▸ **Task instructions**
Pull every line containing the word "JSON" out of the material below.

▸ **Provided entries**

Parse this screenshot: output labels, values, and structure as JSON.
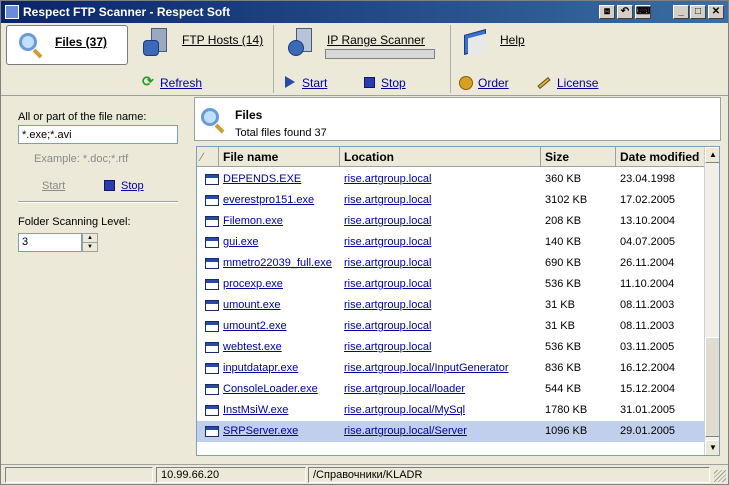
{
  "window": {
    "title": "Respect FTP Scanner - Respect Soft",
    "controls": {
      "restore_alt": "⧈",
      "undo_alt": "↶",
      "keyboard_alt": "⌨",
      "minimize": "_",
      "maximize": "□",
      "close": "✕"
    }
  },
  "toolbar": {
    "files_tab": "Files (37)",
    "ftp_hosts": "FTP Hosts (14)",
    "ip_range_scanner": "IP Range Scanner",
    "ip_range_progress": 0,
    "help": "Help",
    "refresh": "Refresh",
    "start": "Start",
    "stop": "Stop",
    "order": "Order",
    "license": "License",
    "icons": {
      "files": "magnifier-icon",
      "ftp_hosts": "server-icon",
      "ip_range": "network-scan-icon",
      "help": "help-book-icon",
      "refresh": "refresh-icon",
      "start": "play-icon",
      "stop": "stop-icon",
      "order": "order-icon",
      "license": "license-pencil-icon"
    }
  },
  "search": {
    "file_name_label": "All or part of the file name:",
    "file_name_value": "*.exe;*.avi",
    "example": "Example: *.doc;*.rtf",
    "start": "Start",
    "stop": "Stop",
    "folder_level_label": "Folder Scanning Level:",
    "folder_level_value": "3"
  },
  "files": {
    "title": "Files",
    "total": "Total files found 37",
    "sort_indicator": "⁄",
    "columns": [
      "File name",
      "Location",
      "Size",
      "Date modified"
    ],
    "rows": [
      {
        "name": "DEPENDS.EXE",
        "location": "rise.artgroup.local",
        "size": "360 KB",
        "date": "23.04.1998"
      },
      {
        "name": "everestpro151.exe",
        "location": "rise.artgroup.local",
        "size": "3102 KB",
        "date": "17.02.2005"
      },
      {
        "name": "Filemon.exe",
        "location": "rise.artgroup.local",
        "size": "208 KB",
        "date": "13.10.2004"
      },
      {
        "name": "gui.exe",
        "location": "rise.artgroup.local",
        "size": "140 KB",
        "date": "04.07.2005"
      },
      {
        "name": "mmetro22039_full.exe",
        "location": "rise.artgroup.local",
        "size": "690 KB",
        "date": "26.11.2004"
      },
      {
        "name": "procexp.exe",
        "location": "rise.artgroup.local",
        "size": "536 KB",
        "date": "11.10.2004"
      },
      {
        "name": "umount.exe",
        "location": "rise.artgroup.local",
        "size": "31 KB",
        "date": "08.11.2003"
      },
      {
        "name": "umount2.exe",
        "location": "rise.artgroup.local",
        "size": "31 KB",
        "date": "08.11.2003"
      },
      {
        "name": "webtest.exe",
        "location": "rise.artgroup.local",
        "size": "536 KB",
        "date": "03.11.2005"
      },
      {
        "name": "inputdatapr.exe",
        "location": "rise.artgroup.local/InputGenerator",
        "size": "836 KB",
        "date": "16.12.2004"
      },
      {
        "name": "ConsoleLoader.exe",
        "location": "rise.artgroup.local/loader",
        "size": "544 KB",
        "date": "15.12.2004"
      },
      {
        "name": "InstMsiW.exe",
        "location": "rise.artgroup.local/MySql",
        "size": "1780 KB",
        "date": "31.01.2005"
      },
      {
        "name": "SRPServer.exe",
        "location": "rise.artgroup.local/Server",
        "size": "1096 KB",
        "date": "29.01.2005",
        "selected": true
      }
    ]
  },
  "status": {
    "left": "",
    "ip": "10.99.66.20",
    "path": "/Справочники/KLADR"
  }
}
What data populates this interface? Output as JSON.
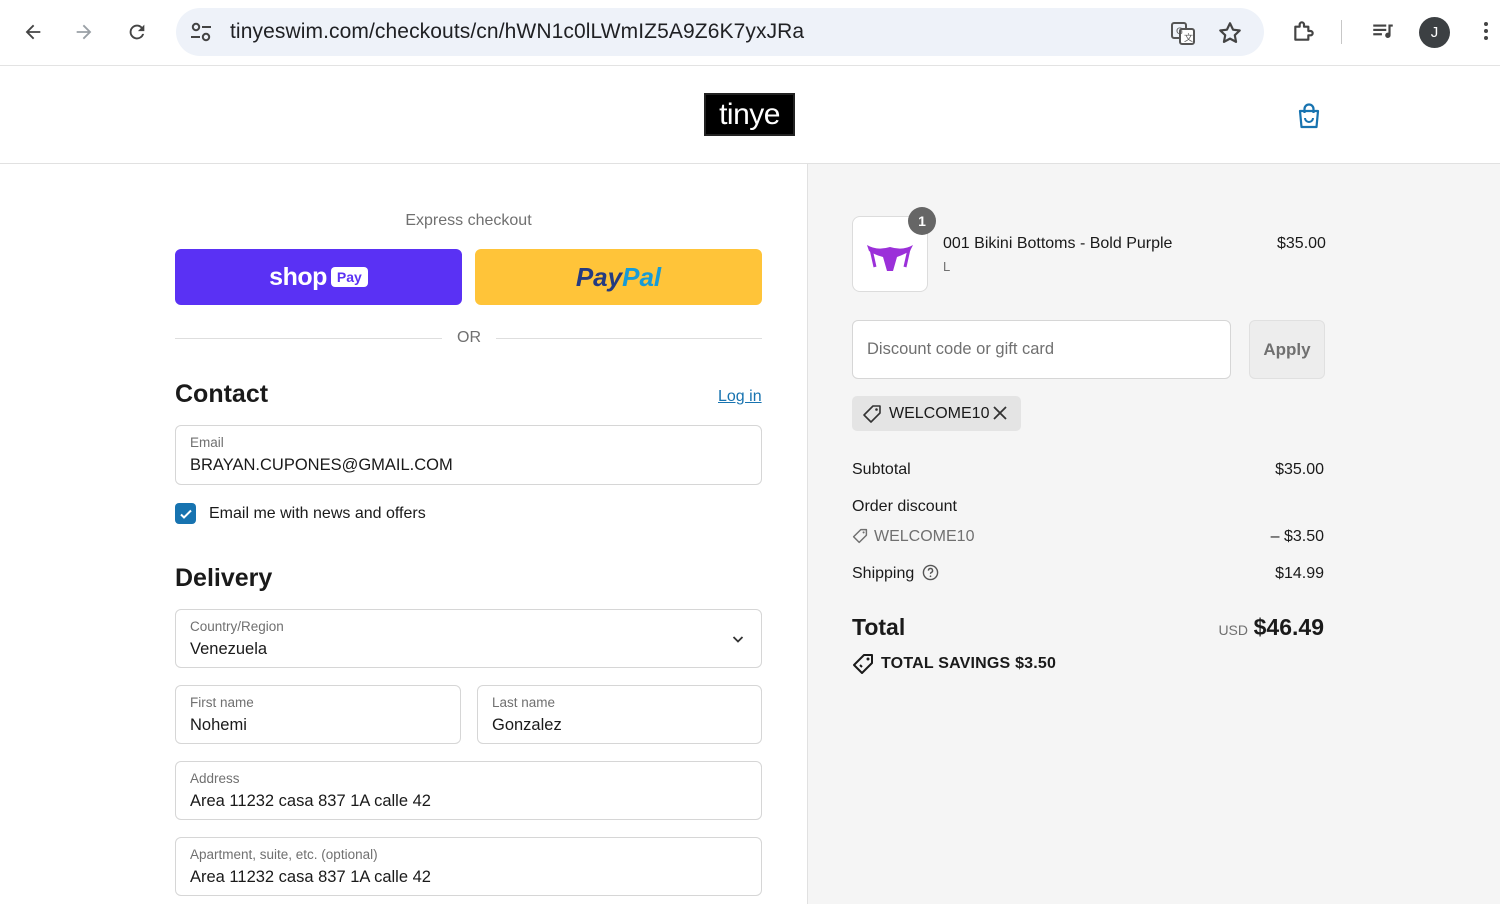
{
  "browser": {
    "url": "tinyeswim.com/checkouts/cn/hWN1c0lLWmIZ5A9Z6K7yxJRa",
    "avatar_initial": "J",
    "icons": [
      "back-arrow-icon",
      "forward-arrow-icon",
      "reload-icon",
      "site-settings-icon",
      "translate-icon",
      "star-icon",
      "extensions-icon",
      "media-queue-icon",
      "more-vert-icon"
    ]
  },
  "shop": {
    "logo_text": "tinye",
    "cart_icon": "bag-icon"
  },
  "checkout": {
    "express_title": "Express checkout",
    "shop_pay": {
      "word": "shop",
      "badge": "Pay"
    },
    "paypal": {
      "part1": "Pay",
      "part2": "Pal"
    },
    "or_text": "OR",
    "contact": {
      "title": "Contact",
      "login_link": "Log in",
      "email_label": "Email",
      "email_value": "BRAYAN.CUPONES@GMAIL.COM",
      "newsletter_label": "Email me with news and offers",
      "newsletter_checked": true
    },
    "delivery": {
      "title": "Delivery",
      "country_label": "Country/Region",
      "country_value": "Venezuela",
      "first_name_label": "First name",
      "first_name_value": "Nohemi",
      "last_name_label": "Last name",
      "last_name_value": "Gonzalez",
      "address_label": "Address",
      "address_value": "Area 11232 casa 837 1A calle 42",
      "apartment_label": "Apartment, suite, etc. (optional)",
      "apartment_value": "Area 11232 casa 837 1A calle 42"
    }
  },
  "summary": {
    "item": {
      "quantity": "1",
      "name": "001 Bikini Bottoms - Bold Purple",
      "variant": "L",
      "price": "$35.00"
    },
    "discount_placeholder": "Discount code or gift card",
    "apply_label": "Apply",
    "applied_code": "WELCOME10",
    "subtotal_label": "Subtotal",
    "subtotal_value": "$35.00",
    "order_discount_label": "Order discount",
    "discount_code": "WELCOME10",
    "discount_value": "– $3.50",
    "shipping_label": "Shipping",
    "shipping_value": "$14.99",
    "total_label": "Total",
    "total_currency": "USD",
    "total_value": "$46.49",
    "savings_text": "TOTAL SAVINGS  $3.50"
  },
  "colors": {
    "shop_pay": "#5a31f4",
    "paypal": "#ffc439",
    "link": "#1773b0",
    "product_purple": "#9b30d9"
  }
}
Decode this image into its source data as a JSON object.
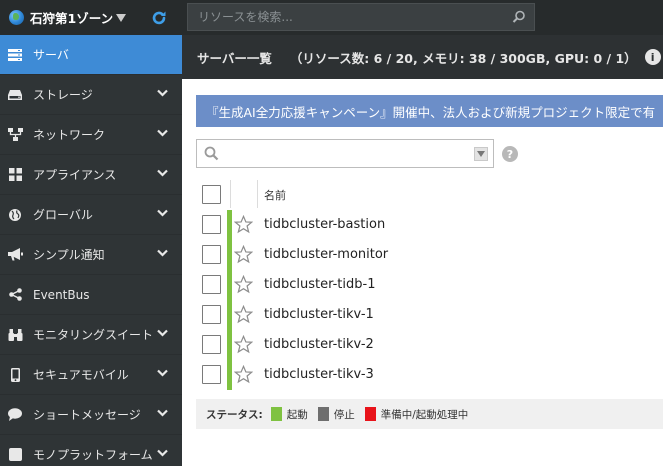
{
  "topbar": {
    "zone_label": "石狩第1ゾーン",
    "search_placeholder": "リソースを検索..."
  },
  "sidebar": {
    "items": [
      {
        "label": "サーバ",
        "icon": "server-icon",
        "active": true
      },
      {
        "label": "ストレージ",
        "icon": "storage-icon"
      },
      {
        "label": "ネットワーク",
        "icon": "network-icon"
      },
      {
        "label": "アプライアンス",
        "icon": "appliance-icon"
      },
      {
        "label": "グローバル",
        "icon": "globe-icon"
      },
      {
        "label": "シンプル通知",
        "icon": "megaphone-icon"
      },
      {
        "label": "EventBus",
        "icon": "share-icon"
      },
      {
        "label": "モニタリングスイート",
        "icon": "binoculars-icon"
      },
      {
        "label": "セキュアモバイル",
        "icon": "mobile-icon"
      },
      {
        "label": "ショートメッセージ",
        "icon": "chat-bubble-icon"
      },
      {
        "label": "モノプラットフォーム",
        "icon": "platform-icon"
      }
    ]
  },
  "header": {
    "title": "サーバー一覧",
    "resources": "（リソース数: 6 / 20, メモリ: 38 / 300GB, GPU: 0 / 1）"
  },
  "banner": {
    "text": "『生成AI全力応援キャンペーン』開催中、法人および新規プロジェクト限定で有"
  },
  "filter": {
    "value": ""
  },
  "table": {
    "column_name": "名前",
    "rows": [
      {
        "name": "tidbcluster-bastion",
        "status": "running"
      },
      {
        "name": "tidbcluster-monitor",
        "status": "running"
      },
      {
        "name": "tidbcluster-tidb-1",
        "status": "running"
      },
      {
        "name": "tidbcluster-tikv-1",
        "status": "running"
      },
      {
        "name": "tidbcluster-tikv-2",
        "status": "running"
      },
      {
        "name": "tidbcluster-tikv-3",
        "status": "running"
      }
    ]
  },
  "legend": {
    "title": "ステータス:",
    "items": [
      {
        "label": "起動",
        "color": "#7fc241"
      },
      {
        "label": "停止",
        "color": "#6e6e6e"
      },
      {
        "label": "準備中/起動処理中",
        "color": "#e8131a"
      }
    ]
  },
  "colors": {
    "accent": "#3e8bd6",
    "banner": "#6c8ec8",
    "sidebar_bg": "#2f3436",
    "topbar_bg": "#272b2c"
  }
}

▸ **Exercise output**
Parse this screenshot: output labels, values, and structure as JSON.
What data populates this interface? Output as JSON.
Decode this image into its source data as a JSON object.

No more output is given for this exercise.